France & Søn—and its predecessor, France & Daverkosen—are among the most sought after names on the vintage market today. Numerous pieces that are still in circulation retain their original identifying labels and were designed by major midcentury Danish designers, like Hvidt & Mølgaard, Grete Jalk, Finn Juhl, Arne Vodder, and Ole Wanscher. It’s surprising, then, that so little information about the company’s history and evolution has survived.
Most sources agree that the popular Danish manufacturing firm was founded in Denmark around 1948 by British businessman Charles W. France and Danish cabinetmaker Eric Daverkosen. Mattresses may have been the company’s first focus, but by 1952 France & Daverkosen had built a large furniture factory in Hillerød, just outside of Copenhagen, and was fast becoming one of most successful Danish furniture companies dedicated to mass production rather than traditional artisanal methods. Seating that features loose cushions and light, teak frames became France & Daverkosen’s signature.
In 1957, when France’s son Julian France joined the company, the name was changed to France & Søn. Many models produced by France & Daverkosen had been named FD followed by the model number, and France & Søn continued to produce those designs under their original names while introducing new collections every year. As to what happened to Daverkosen or the reason he left the partnership, no information seems to be available.
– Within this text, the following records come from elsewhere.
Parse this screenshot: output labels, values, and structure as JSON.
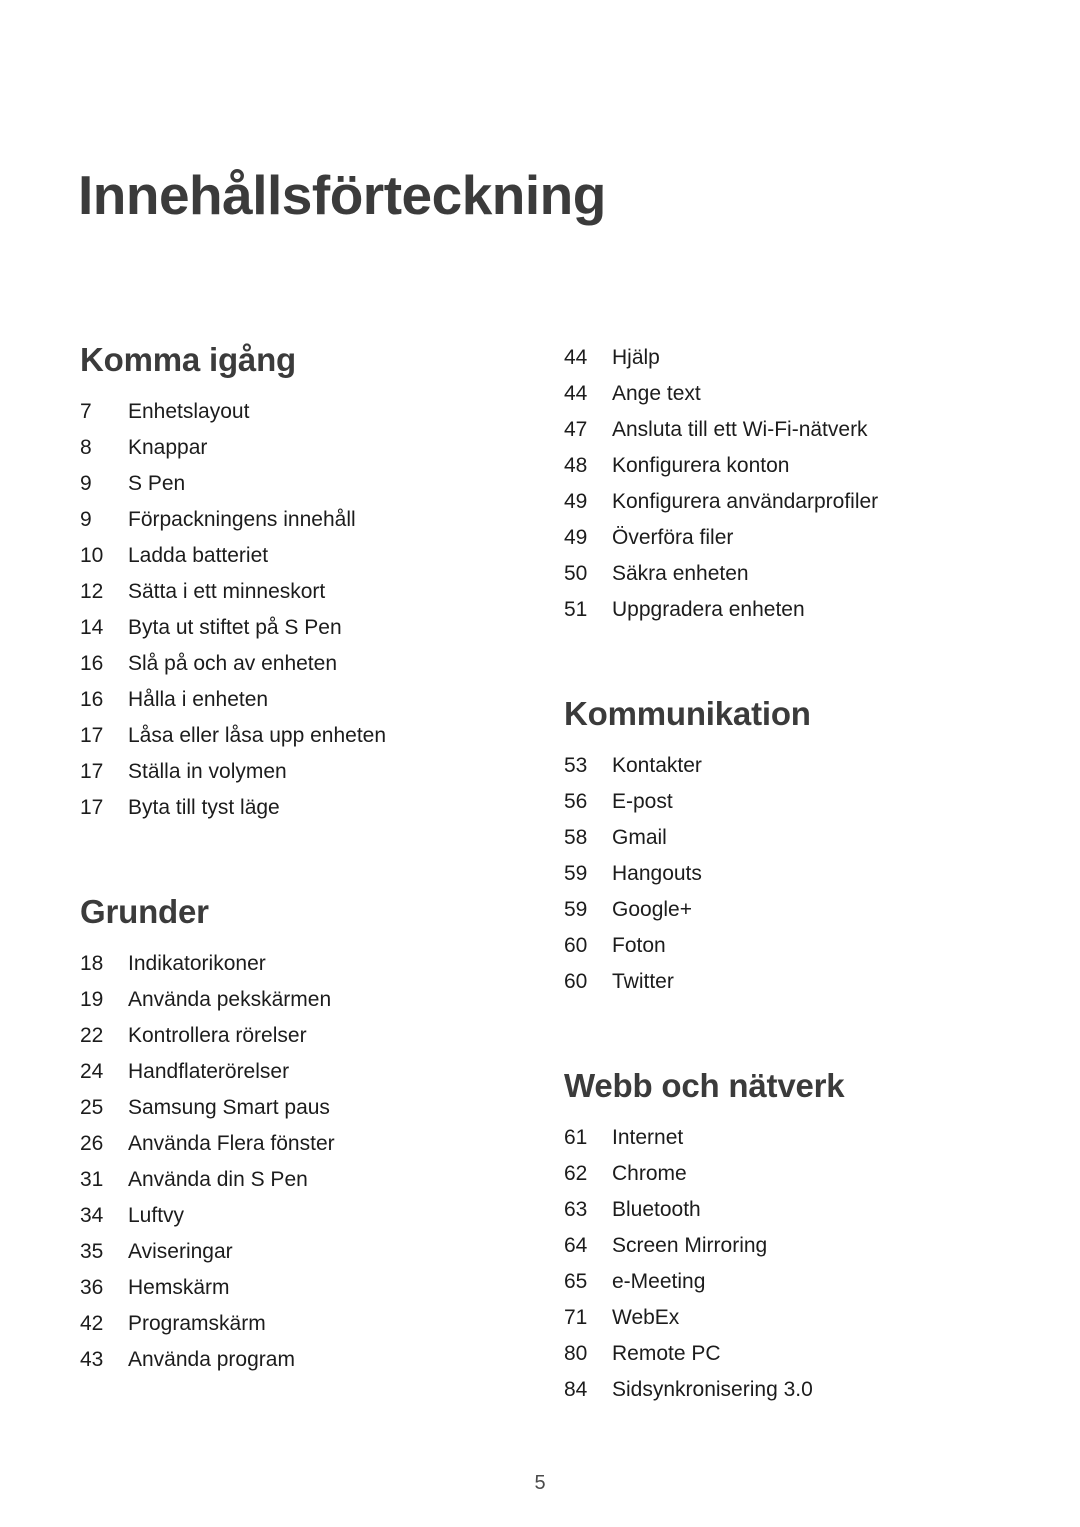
{
  "document": {
    "title": "Innehållsförteckning",
    "page_number": "5"
  },
  "colors": {
    "heading": "#3b3b3b",
    "body": "#1c1c1c",
    "background": "#ffffff"
  },
  "columns": {
    "left": {
      "sections": [
        {
          "heading": "Komma igång",
          "entries": [
            {
              "page": "7",
              "label": "Enhetslayout"
            },
            {
              "page": "8",
              "label": "Knappar"
            },
            {
              "page": "9",
              "label": "S Pen"
            },
            {
              "page": "9",
              "label": "Förpackningens innehåll"
            },
            {
              "page": "10",
              "label": "Ladda batteriet"
            },
            {
              "page": "12",
              "label": "Sätta i ett minneskort"
            },
            {
              "page": "14",
              "label": "Byta ut stiftet på S Pen"
            },
            {
              "page": "16",
              "label": "Slå på och av enheten"
            },
            {
              "page": "16",
              "label": "Hålla i enheten"
            },
            {
              "page": "17",
              "label": "Låsa eller låsa upp enheten"
            },
            {
              "page": "17",
              "label": "Ställa in volymen"
            },
            {
              "page": "17",
              "label": "Byta till tyst läge"
            }
          ]
        },
        {
          "heading": "Grunder",
          "entries": [
            {
              "page": "18",
              "label": "Indikatorikoner"
            },
            {
              "page": "19",
              "label": "Använda pekskärmen"
            },
            {
              "page": "22",
              "label": "Kontrollera rörelser"
            },
            {
              "page": "24",
              "label": "Handflaterörelser"
            },
            {
              "page": "25",
              "label": "Samsung Smart paus"
            },
            {
              "page": "26",
              "label": "Använda Flera fönster"
            },
            {
              "page": "31",
              "label": "Använda din S Pen"
            },
            {
              "page": "34",
              "label": "Luftvy"
            },
            {
              "page": "35",
              "label": "Aviseringar"
            },
            {
              "page": "36",
              "label": "Hemskärm"
            },
            {
              "page": "42",
              "label": "Programskärm"
            },
            {
              "page": "43",
              "label": "Använda program"
            }
          ]
        }
      ]
    },
    "right": {
      "sections": [
        {
          "heading": "",
          "entries": [
            {
              "page": "44",
              "label": "Hjälp"
            },
            {
              "page": "44",
              "label": "Ange text"
            },
            {
              "page": "47",
              "label": "Ansluta till ett Wi-Fi-nätverk"
            },
            {
              "page": "48",
              "label": "Konfigurera konton"
            },
            {
              "page": "49",
              "label": "Konfigurera användarprofiler"
            },
            {
              "page": "49",
              "label": "Överföra filer"
            },
            {
              "page": "50",
              "label": "Säkra enheten"
            },
            {
              "page": "51",
              "label": "Uppgradera enheten"
            }
          ]
        },
        {
          "heading": "Kommunikation",
          "entries": [
            {
              "page": "53",
              "label": "Kontakter"
            },
            {
              "page": "56",
              "label": "E-post"
            },
            {
              "page": "58",
              "label": "Gmail"
            },
            {
              "page": "59",
              "label": "Hangouts"
            },
            {
              "page": "59",
              "label": "Google+"
            },
            {
              "page": "60",
              "label": "Foton"
            },
            {
              "page": "60",
              "label": "Twitter"
            }
          ]
        },
        {
          "heading": "Webb och nätverk",
          "entries": [
            {
              "page": "61",
              "label": "Internet"
            },
            {
              "page": "62",
              "label": "Chrome"
            },
            {
              "page": "63",
              "label": "Bluetooth"
            },
            {
              "page": "64",
              "label": "Screen Mirroring"
            },
            {
              "page": "65",
              "label": "e-Meeting"
            },
            {
              "page": "71",
              "label": "WebEx"
            },
            {
              "page": "80",
              "label": "Remote PC"
            },
            {
              "page": "84",
              "label": "Sidsynkronisering 3.0"
            }
          ]
        }
      ]
    }
  }
}
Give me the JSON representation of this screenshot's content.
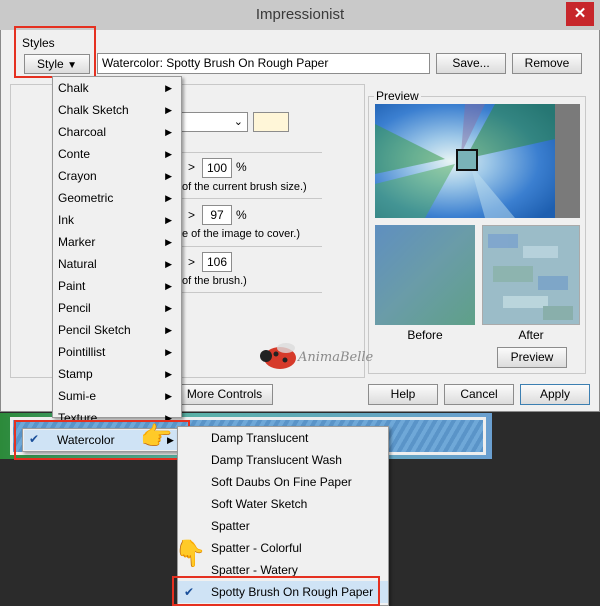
{
  "dialog": {
    "title": "Impressionist",
    "close_glyph": "✕",
    "styles_label": "Styles",
    "style_button_label": "Style",
    "style_name": "Watercolor: Spotty Brush On Rough Paper",
    "save_label": "Save...",
    "remove_label": "Remove",
    "preview_title": "Preview",
    "before_label": "Before",
    "after_label": "After",
    "preview_button": "Preview",
    "more_controls": "More Controls",
    "help": "Help",
    "cancel": "Cancel",
    "apply": "Apply"
  },
  "params": {
    "value1": "100",
    "unit1": "%",
    "hint1": "of the current brush size.)",
    "value2": "97",
    "unit2": "%",
    "hint2": "e of the image to cover.)",
    "value3": "106",
    "hint3": "of the brush.)",
    "arrow": ">"
  },
  "style_menu": {
    "items": [
      "Chalk",
      "Chalk Sketch",
      "Charcoal",
      "Conte",
      "Crayon",
      "Geometric",
      "Ink",
      "Marker",
      "Natural",
      "Paint",
      "Pencil",
      "Pencil Sketch",
      "Pointillist",
      "Stamp",
      "Sumi-e",
      "Texture",
      "Watercolor"
    ],
    "selected": "Watercolor",
    "check": "✔",
    "submenu_arrow": "▶"
  },
  "watercolor_submenu": {
    "items": [
      "Damp Translucent",
      "Damp Translucent Wash",
      "Soft Daubs On Fine Paper",
      "Soft Water Sketch",
      "Spatter",
      "Spatter - Colorful",
      "Spatter - Watery",
      "Spotty Brush On Rough Paper"
    ],
    "selected": "Spotty Brush On Rough Paper",
    "check": "✔"
  },
  "watermark": {
    "text": "AnimaBelle"
  },
  "colors": {
    "highlight_red": "#e53020",
    "swatch": "#fff6d8",
    "selection": "#cfe3f5"
  }
}
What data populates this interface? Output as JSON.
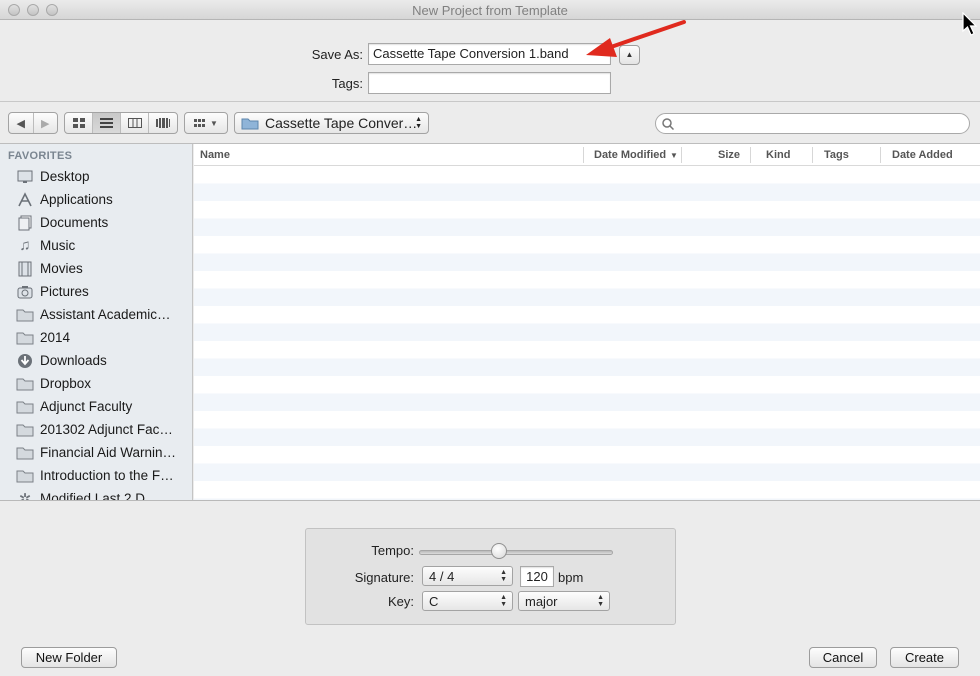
{
  "window": {
    "title": "New Project from Template"
  },
  "save": {
    "save_as_label": "Save As:",
    "filename": "Cassette Tape Conversion 1.band",
    "tags_label": "Tags:",
    "tags_value": ""
  },
  "toolbar": {
    "location": "Cassette Tape Conver…",
    "search_value": ""
  },
  "sidebar": {
    "header": "FAVORITES",
    "items": [
      {
        "label": "Desktop",
        "icon": "desktop-icon"
      },
      {
        "label": "Applications",
        "icon": "applications-icon"
      },
      {
        "label": "Documents",
        "icon": "documents-icon"
      },
      {
        "label": "Music",
        "icon": "music-icon"
      },
      {
        "label": "Movies",
        "icon": "movies-icon"
      },
      {
        "label": "Pictures",
        "icon": "camera-icon"
      },
      {
        "label": "Assistant Academic…",
        "icon": "folder-icon"
      },
      {
        "label": "2014",
        "icon": "folder-icon"
      },
      {
        "label": "Downloads",
        "icon": "download-icon"
      },
      {
        "label": "Dropbox",
        "icon": "folder-icon"
      },
      {
        "label": "Adjunct Faculty",
        "icon": "folder-icon"
      },
      {
        "label": "201302 Adjunct Fac…",
        "icon": "folder-icon"
      },
      {
        "label": "Financial Aid Warnin…",
        "icon": "folder-icon"
      },
      {
        "label": "Introduction to the F…",
        "icon": "folder-icon"
      },
      {
        "label": "Modified Last 2 D…",
        "icon": "gear-icon"
      }
    ]
  },
  "columns": {
    "name": "Name",
    "date_modified": "Date Modified",
    "size": "Size",
    "kind": "Kind",
    "tags": "Tags",
    "date_added": "Date Added"
  },
  "project": {
    "tempo_label": "Tempo:",
    "tempo_level": 0.41,
    "signature_label": "Signature:",
    "signature_value": "4 / 4",
    "bpm_value": "120",
    "bpm_unit": "bpm",
    "key_label": "Key:",
    "key_value": "C",
    "mode_value": "major"
  },
  "buttons": {
    "new_folder": "New Folder",
    "cancel": "Cancel",
    "create": "Create"
  },
  "colors": {
    "annotation_arrow": "#e02a1e",
    "row_stripe": "#f2f6fb"
  }
}
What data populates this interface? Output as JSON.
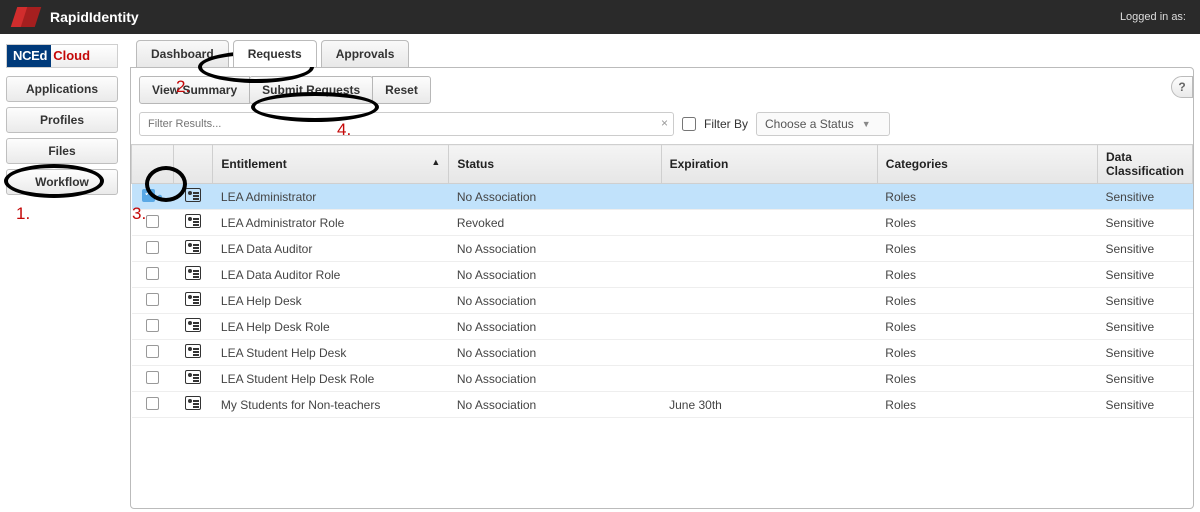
{
  "app": {
    "brand": "RapidIdentity",
    "logged_in_label": "Logged in as:"
  },
  "sidebar": {
    "logo_left": "NCEd",
    "logo_right": "Cloud",
    "buttons": [
      "Applications",
      "Profiles",
      "Files",
      "Workflow"
    ]
  },
  "tabs": {
    "items": [
      "Dashboard",
      "Requests",
      "Approvals"
    ],
    "active_index": 1
  },
  "toolbar": {
    "view_summary": "View Summary",
    "submit_requests": "Submit Requests",
    "reset": "Reset"
  },
  "filter": {
    "placeholder": "Filter Results...",
    "clear_symbol": "×",
    "filter_by_label": "Filter By",
    "status_select": "Choose a Status"
  },
  "table": {
    "headers": {
      "entitlement": "Entitlement",
      "status": "Status",
      "expiration": "Expiration",
      "categories": "Categories",
      "data_classification": "Data Classification"
    },
    "rows": [
      {
        "checked": true,
        "name": "LEA Administrator",
        "status": "No Association",
        "status_red": false,
        "expiration": "",
        "categories": "Roles",
        "dc": "Sensitive"
      },
      {
        "checked": false,
        "name": "LEA Administrator Role",
        "status": "Revoked",
        "status_red": true,
        "expiration": "",
        "categories": "Roles",
        "dc": "Sensitive"
      },
      {
        "checked": false,
        "name": "LEA Data Auditor",
        "status": "No Association",
        "status_red": false,
        "expiration": "",
        "categories": "Roles",
        "dc": "Sensitive"
      },
      {
        "checked": false,
        "name": "LEA Data Auditor Role",
        "status": "No Association",
        "status_red": false,
        "expiration": "",
        "categories": "Roles",
        "dc": "Sensitive"
      },
      {
        "checked": false,
        "name": "LEA Help Desk",
        "status": "No Association",
        "status_red": false,
        "expiration": "",
        "categories": "Roles",
        "dc": "Sensitive"
      },
      {
        "checked": false,
        "name": "LEA Help Desk Role",
        "status": "No Association",
        "status_red": false,
        "expiration": "",
        "categories": "Roles",
        "dc": "Sensitive"
      },
      {
        "checked": false,
        "name": "LEA Student Help Desk",
        "status": "No Association",
        "status_red": false,
        "expiration": "",
        "categories": "Roles",
        "dc": "Sensitive"
      },
      {
        "checked": false,
        "name": "LEA Student Help Desk Role",
        "status": "No Association",
        "status_red": false,
        "expiration": "",
        "categories": "Roles",
        "dc": "Sensitive"
      },
      {
        "checked": false,
        "name": "My Students for Non-teachers",
        "status": "No Association",
        "status_red": false,
        "expiration": "June 30th",
        "categories": "Roles",
        "dc": "Sensitive"
      }
    ]
  },
  "annotations": {
    "n1": "1.",
    "n2": "2.",
    "n3": "3.",
    "n4": "4."
  },
  "help_symbol": "?"
}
Sometime between 1964 and 1967, Danish designer-manufacturer Poul Cadovius purchased France & Søn and renamed it CADO. Cadovius continued to produce France & Søn designs and to collaborate with an impressive roster of iconic designers, including Verner Panton, until he closed shop some time in the mid- to late-1970s. Notable designs produced over two decades by France & Søn and its related companies include the FD164 armchair and ottoman by Arne Vodder (1960s).
L116 x D66 x H31cm